Provided material:
* * *
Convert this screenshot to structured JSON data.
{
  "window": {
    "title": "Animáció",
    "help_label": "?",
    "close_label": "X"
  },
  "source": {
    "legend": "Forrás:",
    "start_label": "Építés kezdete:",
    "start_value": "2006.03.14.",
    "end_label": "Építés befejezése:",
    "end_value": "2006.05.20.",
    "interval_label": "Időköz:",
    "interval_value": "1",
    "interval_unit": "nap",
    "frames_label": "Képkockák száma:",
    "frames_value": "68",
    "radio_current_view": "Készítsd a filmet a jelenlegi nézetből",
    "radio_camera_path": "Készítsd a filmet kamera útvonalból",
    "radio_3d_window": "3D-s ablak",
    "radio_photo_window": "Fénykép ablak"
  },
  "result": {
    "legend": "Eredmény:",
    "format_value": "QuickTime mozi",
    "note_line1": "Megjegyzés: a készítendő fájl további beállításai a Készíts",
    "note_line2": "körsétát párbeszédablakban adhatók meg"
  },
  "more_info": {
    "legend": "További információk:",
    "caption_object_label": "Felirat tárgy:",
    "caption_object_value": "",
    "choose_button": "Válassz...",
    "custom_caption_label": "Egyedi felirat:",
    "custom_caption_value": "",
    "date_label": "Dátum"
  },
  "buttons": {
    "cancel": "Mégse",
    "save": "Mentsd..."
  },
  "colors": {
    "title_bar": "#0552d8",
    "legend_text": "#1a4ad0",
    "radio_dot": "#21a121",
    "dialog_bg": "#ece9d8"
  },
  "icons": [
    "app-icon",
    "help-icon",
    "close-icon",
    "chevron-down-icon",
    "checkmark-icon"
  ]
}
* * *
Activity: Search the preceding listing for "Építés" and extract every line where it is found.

Completed exercise:
    "start_label": "Építés kezdete:",
    "end_label": "Építés befejezése:",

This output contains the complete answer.